Alumni of the ABIM Research Track within the Emory University J. Willis Hurst Residency Program (PDF).

ABIM Reserach Pathway FAQ's

Is the ABIM Research Pathway right for me?

The ABIM Research Pathway combines training in research with training in clinical internal medicine and its subspecialties and is recommended for physicians who intend to pursue a career in academics.

Emory’s Research Track gives you the opportunity to refine your clinical skills through 24 months of accredited categorical internal medicine training at Emory University Hospital, Grady Memorial Hospital, Emory Midtown and the VA as well as dedicated and protected research time in an environment geared towards your academic success. Emory’s Research Track trainees have been highly successful in their respective fields and have continued to contribute to the program throughout their careers.

What requirements should I fulfill to apply?
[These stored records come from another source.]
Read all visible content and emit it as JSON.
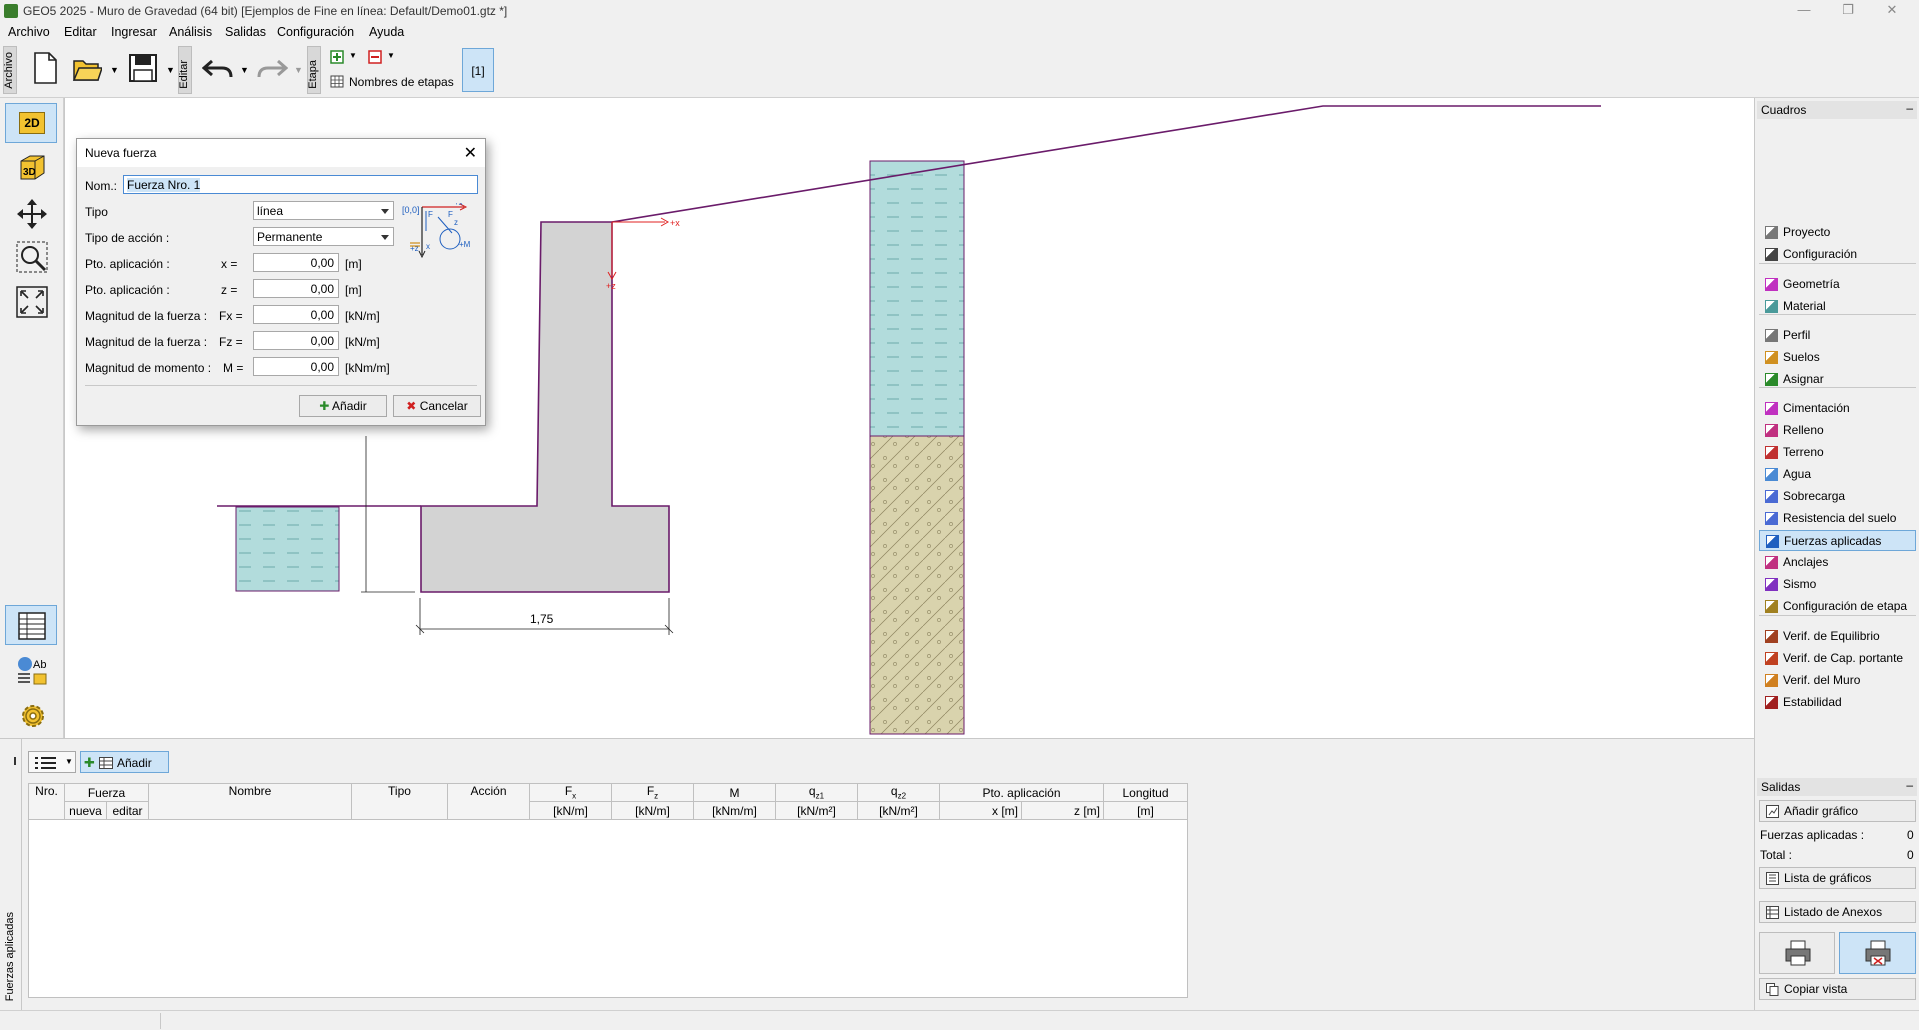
{
  "window": {
    "title": "GEO5 2025 - Muro de Gravedad (64 bit) [Ejemplos de Fine en línea: Default/Demo01.gtz *]"
  },
  "menu": [
    "Archivo",
    "Editar",
    "Ingresar",
    "Análisis",
    "Salidas",
    "Configuración",
    "Ayuda"
  ],
  "toolbar": {
    "archivo_tab": "Archivo",
    "editar_tab": "Editar",
    "etapa_tab": "Etapa",
    "stage_names_label": "Nombres de etapas",
    "stage_button": "[1]"
  },
  "left_tools": {
    "view_2d": "2D",
    "view_3d": "3D",
    "ab_label": "Ab"
  },
  "canvas": {
    "dimension_label": "1,75",
    "axis_x": "+x",
    "axis_z": "+z"
  },
  "dialog": {
    "title": "Nueva fuerza",
    "name_label": "Nom.:",
    "name_value": "Fuerza Nro. 1",
    "tipo_label": "Tipo",
    "tipo_value": "línea",
    "accion_label": "Tipo de acción :",
    "accion_value": "Permanente",
    "pto_x_label": "Pto. aplicación :",
    "pto_x_var": "x  =",
    "pto_x_value": "0,00",
    "pto_x_unit": "[m]",
    "pto_z_label": "Pto. aplicación :",
    "pto_z_var": "z  =",
    "pto_z_value": "0,00",
    "pto_z_unit": "[m]",
    "fx_label": "Magnitud de la fuerza :",
    "fx_var": "Fx =",
    "fx_value": "0,00",
    "fx_unit": "[kN/m]",
    "fz_label": "Magnitud de la fuerza :",
    "fz_var": "Fz =",
    "fz_value": "0,00",
    "fz_unit": "[kN/m]",
    "m_label": "Magnitud de momento :",
    "m_var": "M =",
    "m_value": "0,00",
    "m_unit": "[kNm/m]",
    "diagram_origin": "[0,0]",
    "diagram_x": "+x",
    "diagram_z": "+z",
    "diagram_m": "+M",
    "diagram_f": "F",
    "diagram_fx": "x",
    "diagram_fz": "z",
    "add_button": "Añadir",
    "cancel_button": "Cancelar"
  },
  "right_panel": {
    "cuadros_header": "Cuadros",
    "items": [
      {
        "label": "Proyecto",
        "icon": "project-icon"
      },
      {
        "label": "Configuración",
        "icon": "gear-icon"
      },
      {
        "label": "Geometría",
        "icon": "geometry-icon"
      },
      {
        "label": "Material",
        "icon": "material-icon"
      },
      {
        "label": "Perfil",
        "icon": "profile-icon"
      },
      {
        "label": "Suelos",
        "icon": "soils-icon"
      },
      {
        "label": "Asignar",
        "icon": "assign-icon"
      },
      {
        "label": "Cimentación",
        "icon": "foundation-icon"
      },
      {
        "label": "Relleno",
        "icon": "backfill-icon"
      },
      {
        "label": "Terreno",
        "icon": "terrain-icon"
      },
      {
        "label": "Agua",
        "icon": "water-icon"
      },
      {
        "label": "Sobrecarga",
        "icon": "surcharge-icon"
      },
      {
        "label": "Resistencia del suelo",
        "icon": "resistance-icon"
      },
      {
        "label": "Fuerzas aplicadas",
        "icon": "applied-forces-icon"
      },
      {
        "label": "Anclajes",
        "icon": "anchors-icon"
      },
      {
        "label": "Sismo",
        "icon": "earthquake-icon"
      },
      {
        "label": "Configuración de etapa",
        "icon": "stage-settings-icon"
      },
      {
        "label": "Verif. de Equilibrio",
        "icon": "equilibrium-icon"
      },
      {
        "label": "Verif. de Cap. portante",
        "icon": "bearing-icon"
      },
      {
        "label": "Verif. del Muro",
        "icon": "wall-check-icon"
      },
      {
        "label": "Estabilidad",
        "icon": "stability-icon"
      }
    ],
    "salidas_header": "Salidas",
    "add_graphic": "Añadir gráfico",
    "forces_label": "Fuerzas aplicadas :",
    "forces_count": "0",
    "total_label": "Total :",
    "total_count": "0",
    "graphic_list": "Lista de gráficos",
    "annex_list": "Listado de Anexos",
    "copy_view": "Copiar vista"
  },
  "bottom": {
    "tab_label": "Fuerzas aplicadas",
    "add_button": "Añadir",
    "headers": {
      "nro": "Nro.",
      "fuerza": "Fuerza",
      "nueva": "nueva",
      "editar": "editar",
      "nombre": "Nombre",
      "tipo": "Tipo",
      "accion": "Acción",
      "fx": "F",
      "fx_sub": "x",
      "fx_unit": "[kN/m]",
      "fz": "F",
      "fz_sub": "z",
      "fz_unit": "[kN/m]",
      "m": "M",
      "m_unit": "[kNm/m]",
      "qx1": "q",
      "qx1_sub": "z1",
      "qx1_unit": "[kN/m²]",
      "qx2": "q",
      "qx2_sub": "z2",
      "qx2_unit": "[kN/m²]",
      "pto": "Pto. aplicación",
      "pto_x": "x [m]",
      "pto_z": "z [m]",
      "longitud": "Longitud",
      "longitud_unit": "[m]"
    }
  },
  "colors": {
    "accent": "#6ea7d8",
    "highlight": "#cde4f7",
    "wall": "#d3d3d3",
    "water": "#b2dcdc",
    "soil": "#d9d3ad",
    "terrain_line": "#6a1b6a",
    "force_red": "#e02020"
  }
}
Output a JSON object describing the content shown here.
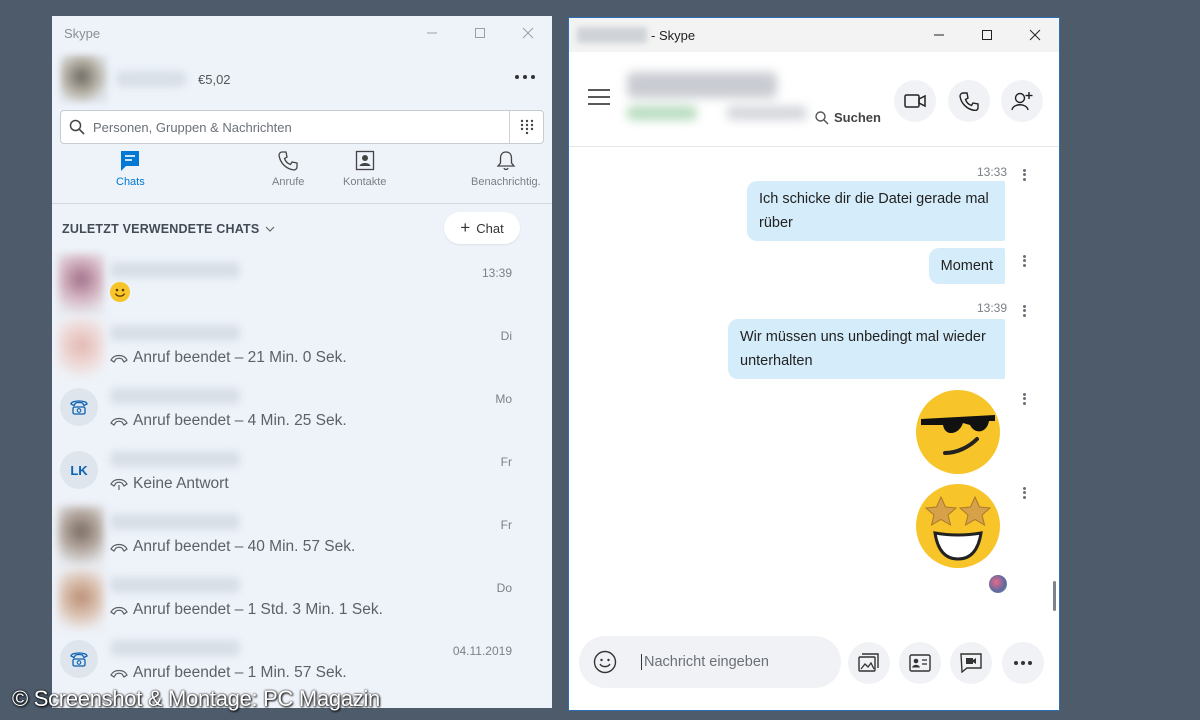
{
  "left_window": {
    "title": "Skype",
    "profile": {
      "credit": "€5,02"
    },
    "search": {
      "placeholder": "Personen, Gruppen & Nachrichten"
    },
    "nav": [
      {
        "label": "Chats",
        "icon": "chat-icon",
        "active": true
      },
      {
        "label": "Anrufe",
        "icon": "phone-icon"
      },
      {
        "label": "Kontakte",
        "icon": "contacts-icon"
      },
      {
        "label": "Benachrichtig.",
        "icon": "bell-icon"
      }
    ],
    "section_title": "ZULETZT VERWENDETE CHATS",
    "new_chat_label": "Chat",
    "chats": [
      {
        "time": "13:39",
        "message": "",
        "emoji": "smiley-icon"
      },
      {
        "time": "Di",
        "message": "Anruf beendet – 21 Min. 0 Sek."
      },
      {
        "time": "Mo",
        "message": "Anruf beendet – 4 Min. 25 Sek."
      },
      {
        "time": "Fr",
        "message": "Keine Antwort",
        "initials": "LK"
      },
      {
        "time": "Fr",
        "message": "Anruf beendet – 40 Min. 57 Sek."
      },
      {
        "time": "Do",
        "message": "Anruf beendet – 1 Std. 3 Min. 1 Sek."
      },
      {
        "time": "04.11.2019",
        "message": "Anruf beendet – 1 Min. 57 Sek."
      }
    ]
  },
  "right_window": {
    "title": "- Skype",
    "search_label": "Suchen",
    "messages": [
      {
        "time": "13:33",
        "text": "Ich schicke dir die Datei gerade mal rüber"
      },
      {
        "text": "Moment"
      },
      {
        "time": "13:39",
        "text": "Wir müssen uns unbedingt mal wieder unterhalten"
      }
    ],
    "emojis": [
      "sunglasses-emoji",
      "star-struck-emoji"
    ],
    "composer": {
      "placeholder": "Nachricht eingeben"
    }
  },
  "watermark": "© Screenshot & Montage: PC Magazin",
  "colors": {
    "accent": "#0078d4",
    "bubble": "#d5ecfa",
    "sidebar_bg": "#eef3fa",
    "emoji_yellow": "#f7c42a"
  }
}
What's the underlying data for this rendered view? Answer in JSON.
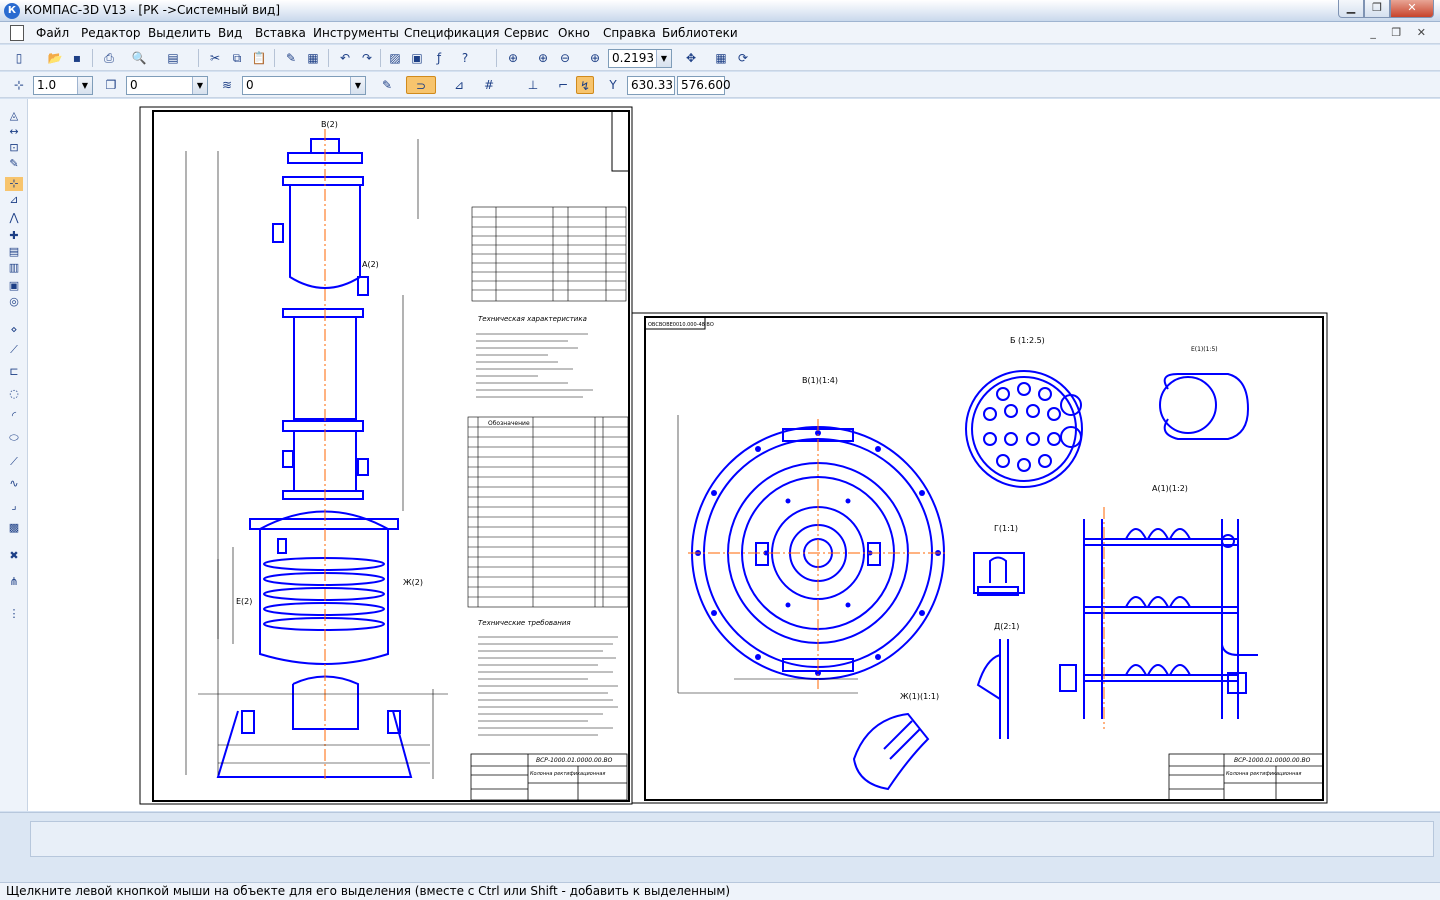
{
  "window": {
    "title": "КОМПАС-3D V13 - [РК ->Системный вид]"
  },
  "menu": [
    {
      "label": "Файл"
    },
    {
      "label": "Редактор"
    },
    {
      "label": "Выделить"
    },
    {
      "label": "Вид"
    },
    {
      "label": "Вставка"
    },
    {
      "label": "Инструменты"
    },
    {
      "label": "Спецификация"
    },
    {
      "label": "Сервис"
    },
    {
      "label": "Окно"
    },
    {
      "label": "Справка"
    },
    {
      "label": "Библиотеки"
    }
  ],
  "toolbar": {
    "zoom_value": "0.2193"
  },
  "toolbar2": {
    "step_value": "1.0",
    "layer_value": "0",
    "style_value": "0",
    "coord_x": "630.33",
    "coord_y": "576.600"
  },
  "drawing": {
    "sheet1_code": "ВСР-1000.01.0000.00.ВО",
    "sheet2_code": "ВСР-1000.01.0000.00.ВО",
    "sheet1_title": "Колонна ректификационная",
    "sheet2_title": "Колонна ректификационная",
    "sheet2_stamp": "ОВСВОВЕ0010.000-48 ВО",
    "view_labels": [
      "В(2)",
      "А(2)",
      "Е(2)",
      "Ж(2)",
      "Б (1:2.5)",
      "В(1)(1:4)",
      "Е(1)(1:5)",
      "А(1)(1:2)",
      "Г(1:1)",
      "Д(2:1)",
      "Ж(1)(1:1)"
    ],
    "tech_char_title": "Техническая характеристика",
    "tech_req_title": "Технические требования",
    "spec_header": "Обозначение"
  },
  "colors": {
    "drawing_blue": "#0000ff",
    "drawing_black": "#000000",
    "accent_orange": "#ff6600"
  },
  "status": {
    "hint": "Щелкните левой кнопкой мыши на объекте для его выделения (вместе с Ctrl или Shift - добавить к выделенным)"
  }
}
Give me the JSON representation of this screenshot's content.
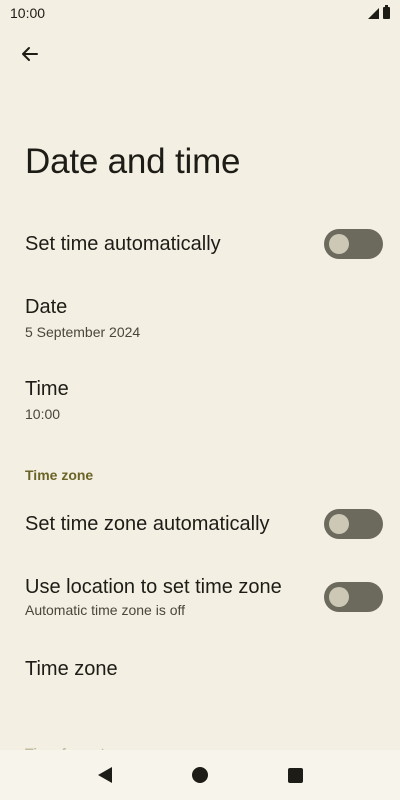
{
  "status_bar": {
    "time": "10:00"
  },
  "page": {
    "title": "Date and time"
  },
  "settings": {
    "set_time_auto": {
      "label": "Set time automatically",
      "enabled": false
    },
    "date": {
      "label": "Date",
      "value": "5 September 2024"
    },
    "time": {
      "label": "Time",
      "value": "10:00"
    },
    "time_zone_section": {
      "header": "Time zone"
    },
    "set_time_zone_auto": {
      "label": "Set time zone automatically",
      "enabled": false
    },
    "use_location": {
      "label": "Use location to set time zone",
      "summary": "Automatic time zone is off",
      "enabled": false
    },
    "time_zone": {
      "label": "Time zone"
    },
    "time_format_section": {
      "header": "Time format"
    }
  },
  "icons": {
    "back": "arrow-left",
    "signal": "cellular-signal",
    "battery": "battery",
    "nav_back": "triangle-left",
    "nav_home": "circle",
    "nav_recent": "square"
  },
  "colors": {
    "background": "#f3efe3",
    "accent": "#6b6426",
    "toggle_off_track": "#6c6a5c"
  }
}
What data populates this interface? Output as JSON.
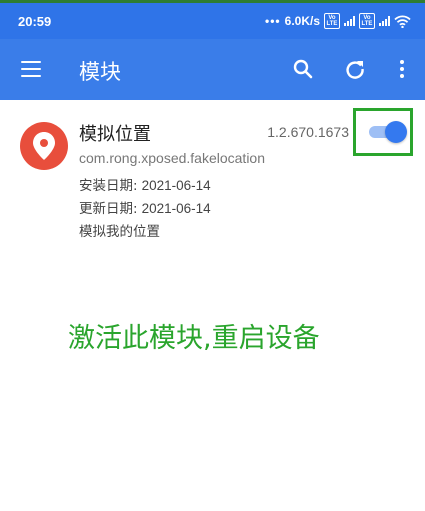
{
  "status_bar": {
    "time": "20:59",
    "speed": "6.0K/s",
    "volte": "Vo LTE",
    "dots": "•••"
  },
  "app_bar": {
    "title": "模块",
    "menu_icon": "menu-icon",
    "search_icon": "search-icon",
    "refresh_icon": "refresh-icon",
    "more_icon": "more-vert-icon"
  },
  "module": {
    "name": "模拟位置",
    "version": "1.2.670.1673",
    "package": "com.rong.xposed.fakelocation",
    "install_label": "安装日期:",
    "install_date": "2021-06-14",
    "update_label": "更新日期:",
    "update_date": "2021-06-14",
    "description": "模拟我的位置",
    "enabled": true,
    "icon": "location-pin-icon"
  },
  "annotation": {
    "instruction": "激活此模块,重启设备"
  },
  "colors": {
    "status_bar": "#2f74e8",
    "app_bar": "#3a7de9",
    "toggle_on": "#3479ef",
    "app_icon": "#e84e3c",
    "highlight": "#2aa52d"
  }
}
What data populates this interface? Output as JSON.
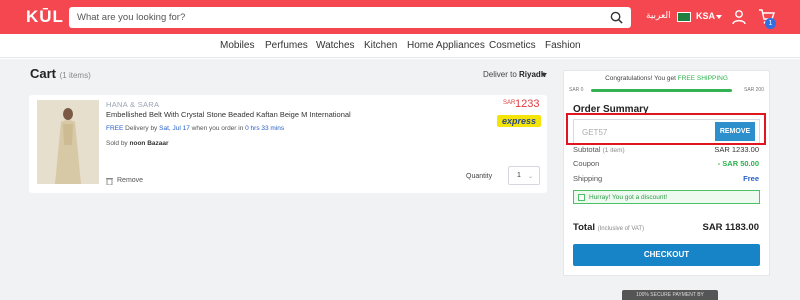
{
  "header": {
    "logo": "KŪL",
    "search_placeholder": "What are you looking for?",
    "language": "العربية",
    "country": "KSA",
    "cart_badge": "1",
    "brand_color": "#f5474f"
  },
  "nav": [
    "Mobiles",
    "Perfumes",
    "Watches",
    "Kitchen",
    "Home Appliances",
    "Cosmetics",
    "Fashion"
  ],
  "cart": {
    "title": "Cart",
    "count": "(1 items)",
    "deliver_prefix": "Deliver to",
    "deliver_city": "Riyadh"
  },
  "item": {
    "brand": "HANA & SARA",
    "name": "Embellished Belt With Crystal Stone Beaded Kaftan Beige M International",
    "delivery_free": "FREE",
    "delivery_text": "Delivery by",
    "delivery_date": "Sat, Jul 17",
    "delivery_mid": "when you order in",
    "delivery_time": "0 hrs 33 mins",
    "sold_prefix": "Sold by",
    "seller": "noon Bazaar",
    "remove": "Remove",
    "currency": "SAR",
    "price": "1233",
    "badge": "express",
    "qty_label": "Quantity",
    "qty": "1"
  },
  "summary": {
    "congrats": "Congratulations! You get",
    "free_shipping": "FREE SHIPPING",
    "bar_min": "SAR 0",
    "bar_max": "SAR 200",
    "title": "Order Summary",
    "coupon_value": "GET57",
    "remove_btn": "REMOVE",
    "subtotal_label": "Subtotal",
    "subtotal_count": "(1 item)",
    "subtotal_val": "SAR 1233.00",
    "coupon_label": "Coupon",
    "coupon_val": "- SAR 50.00",
    "shipping_label": "Shipping",
    "shipping_val": "Free",
    "discount_msg": "Hurray! You got a discount!",
    "total_label": "Total",
    "total_note": "(Inclusive of VAT)",
    "total_val": "SAR 1183.00",
    "checkout": "CHECKOUT"
  },
  "footer": {
    "secure": "100% SECURE PAYMENT BY"
  }
}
In general, the requirements for the ABIM Research Pathway do not differ from Emory’s Internal Medicine Categorical Track. A background in basic or clinical research is highly encouraged. We recommend at least three letters of recommendation with at least one from a previous research mentor. 

Does the ABIM Research Pathway save me time?

The ABIM training consists of 24 months of internal medicine training followed by subspecialty training as well as protected research time. Trainees typically graduate after PGY-6 or PGY-7, comparable to a conventional residency and subsequent subspecialty fellowship. For further details for each subspecialty please refer to the official ABIM website.

I am uncertain whether the research pathway is right for me - who can I talk to?

The ABIM Research Pathway could be difficult to navigate and we highly encourage you to contact us with any questions or concerns. Please feel free to contact Dr. Vin Tangpricha ( or Dr. Behbahani ( if you need assistance guiding you through the process of application, interview and hopefully academic success at Emory.

Should I have USMLE Step 1 and Step 2 scores available when I apply, and is there a cutoff?

You should have passed both steps by the time you apply. We do not have a score cutoff. 

I am an international applicant - can I apply?

We encourage international applicants to apply and sponsor visas. Emory’s culture of diversity has been a valuable asset and opportunity for personal growth.

I am a Doctor of Osteopathic Medicine, highly interested in research - can I apply?

Of course!